Living With Diabetes

News from St John - 7 Jul 2023

How common is diabetes? 

In 2020, an estimated 1 in 20 Australians were living with diabetes according to the Australian Institute of Health and Welfare.

Almost 1.3 million hospitalisations were associated with diabetes in 2020–21, with 4.7% recording diabetes as the principal diagnosis and around 95 per cent recording diabetes as an additional diagnosis.

This figure represents 11 per cent of all hospitalisations in Australia.

The diabetes prevalence rate was 2.9 times as high among Indigenous Australians as non–Indigenous Australians.

There is also growing evidence of an increased risk of new-onset diabetes following COVID -19. (Sathish et al. 2021, Zhang et al. 2022).

What is it? 

Diabetes is a condition where the body cannot maintain healthy levels of glucose, resulting in too much glucose in the blood.

Glucose is a form of sugar which is the main source of energy for our bodies.

Diabetic emergencies are when blood sugar levels become either too low (hypoglycaemia) or too high (hyperglycaemia).

The way we treat a person suffering from a diabetic episode is different depending on what type of condition they have, and should be guided by the person’s own action plan (if they have one).

Treating a diabetic:

A) Low blood glucose (hypoglycaemia)

Signs and symptoms:

  • Weakness, trembling or shaking
  • Sweating
  • Headache
  • Faintness or dizziness
  • Lack of concentration
  • Teariness or crying
  • Irritability
  • Hunger
  • Numbness around lips and fingers

This may progress quickly to: slurred speech, confusion, loss of consciousness or seizures.

What to do:

1. Follow DRSABCD.

2. Assist the individual to be in a comfortable position and provide reassurance.

3. Loosen any tight clothing.

4. Give sugar such as glucose tablets, jellybeans or a sweet drink (such as a soft drink or cordial).

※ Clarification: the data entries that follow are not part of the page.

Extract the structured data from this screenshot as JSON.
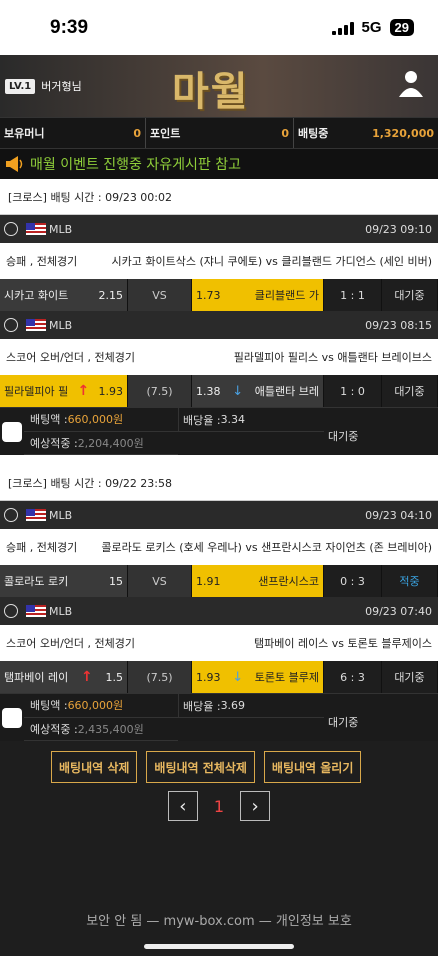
{
  "status": {
    "time": "9:39",
    "network": "5G",
    "battery": "29"
  },
  "header": {
    "level": "LV.1",
    "user": "버거형님",
    "logo": "마월"
  },
  "balance": {
    "money_label": "보유머니",
    "money": "0",
    "point_label": "포인트",
    "point": "0",
    "betting_label": "배팅중",
    "betting": "1,320,000"
  },
  "notice": "매월 이벤트 진행중 자유게시판 참고",
  "slips": [
    {
      "title": "[크로스] 배팅 시간 : 09/23 00:02",
      "games": [
        {
          "league": "MLB",
          "datetime": "09/23 09:10",
          "type": "승패 , 전체경기",
          "matchup": "시카고 화이트삭스 (쟈니 쿠에토)  vs  클리블랜드 가디언스 (세인 비버)",
          "home": "시카고 화이트",
          "home_odds": "2.15",
          "mid": "VS",
          "away_odds": "1.73",
          "away": "클리블랜드 가",
          "score": "1 : 1",
          "result": "대기중"
        },
        {
          "league": "MLB",
          "datetime": "09/23 08:15",
          "type": "스코어 오버/언더 , 전체경기",
          "matchup": "필라델피아 필리스  vs  애틀랜타 브레이브스",
          "home": "필라델피아 필",
          "home_odds": "1.93",
          "mid": "(7.5)",
          "away_odds": "1.38",
          "away": "애틀랜타 브레",
          "score": "1 : 0",
          "result": "대기중"
        }
      ],
      "bet_label": "배팅액 : ",
      "bet_amount": "660,000원",
      "rate_label": "배당율 : ",
      "rate": "3.34",
      "expect_label": "예상적중 : ",
      "expect": "2,204,400원",
      "state": "대기중"
    },
    {
      "title": "[크로스] 배팅 시간 : 09/22 23:58",
      "games": [
        {
          "league": "MLB",
          "datetime": "09/23 04:10",
          "type": "승패 , 전체경기",
          "matchup": "콜로라도 로키스 (호세 우레나)  vs  샌프란시스코 자이언츠 (존 브레비아)",
          "home": "콜로라도 로키",
          "home_odds": "15",
          "mid": "VS",
          "away_odds": "1.91",
          "away": "샌프란시스코",
          "score": "0 : 3",
          "result": "적중"
        },
        {
          "league": "MLB",
          "datetime": "09/23 07:40",
          "type": "스코어 오버/언더 , 전체경기",
          "matchup": "탬파베이 레이스  vs  토론토 블루제이스",
          "home": "탬파베이 레이",
          "home_odds": "1.5",
          "mid": "(7.5)",
          "away_odds": "1.93",
          "away": "토론토 블루제",
          "score": "6 : 3",
          "result": "대기중"
        }
      ],
      "bet_label": "배팅액 : ",
      "bet_amount": "660,000원",
      "rate_label": "배당율 : ",
      "rate": "3.69",
      "expect_label": "예상적중 : ",
      "expect": "2,435,400원",
      "state": "대기중"
    }
  ],
  "actions": {
    "delete": "배팅내역 삭제",
    "delete_all": "배팅내역 전체삭제",
    "post": "배팅내역 올리기"
  },
  "pager": {
    "prev": "‹",
    "page": "1",
    "next": "›"
  },
  "footer": "보안 안 됨 — myw-box.com — 개인정보 보호"
}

5. DO NOT give diet soft drinks or sugar-free cordials.

6. Continue giving sugar every 15 minutes.

7. Follow up with a sandwich or other food.

8. If there is no improvement call Triple Zero (000) for an ambulance.

B) High blood glucose (hyperglycaemia)

Signs and symptoms: 

  • Excessive thirst
  • Tiredness
  • Blurred vision
  • Hot and dry skin
  • Smell of acetone (nail polish remover) on breath.

What to do: 

1. Follow DRSABCD.

2. Encourage the patient to drink water.

3. Seek medical aid if symptoms worsen.

4. If the patient has not yet been diagnosed with diabetes encourage them to seek medical aid.

Why knowing First Aid is a life skill.

Knowing how to perform basic First Aid techniques can be a lifesaver in emergency situations.

St John Ambulance QLD offers a raft of extensive First Aid courses and refreshers to ensure you have these skills.